Problem: The reply should contain every entry exactly as given, with no pictures in it.

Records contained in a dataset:
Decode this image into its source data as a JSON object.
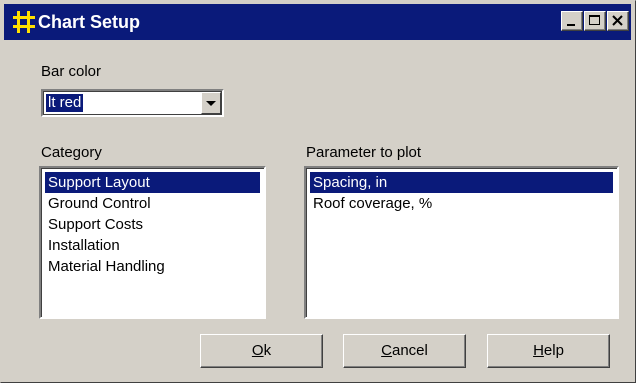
{
  "window": {
    "title": "Chart Setup"
  },
  "bar_color": {
    "label": "Bar color",
    "selected": "lt red"
  },
  "category": {
    "label": "Category",
    "items": [
      "Support Layout",
      "Ground Control",
      "Support Costs",
      "Installation",
      "Material Handling"
    ],
    "selected_index": 0
  },
  "parameter": {
    "label": "Parameter to plot",
    "items": [
      "Spacing, in",
      "Roof coverage, %"
    ],
    "selected_index": 0
  },
  "buttons": {
    "ok": {
      "mnemonic": "O",
      "rest": "k"
    },
    "cancel": {
      "mnemonic": "C",
      "rest": "ancel"
    },
    "help": {
      "mnemonic": "H",
      "rest": "elp"
    }
  },
  "colors": {
    "titlebar": "#0a1a7a",
    "selection": "#0a1a7a",
    "face": "#d4d0c8",
    "icon": "#ffe000"
  }
}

Solution for this problem:
Decode this image into its source data as a JSON object.
{
  "window": {
    "title": "Chart Setup"
  },
  "bar_color": {
    "label": "Bar color",
    "selected": "lt red"
  },
  "category": {
    "label": "Category",
    "items": [
      "Support Layout",
      "Ground Control",
      "Support Costs",
      "Installation",
      "Material Handling"
    ],
    "selected_index": 0
  },
  "parameter": {
    "label": "Parameter to plot",
    "items": [
      "Spacing, in",
      "Roof coverage, %"
    ],
    "selected_index": 0
  },
  "buttons": {
    "ok": {
      "mnemonic": "O",
      "rest": "k"
    },
    "cancel": {
      "mnemonic": "C",
      "rest": "ancel"
    },
    "help": {
      "mnemonic": "H",
      "rest": "elp"
    }
  },
  "colors": {
    "titlebar": "#0a1a7a",
    "selection": "#0a1a7a",
    "face": "#d4d0c8",
    "icon": "#ffe000"
  }
}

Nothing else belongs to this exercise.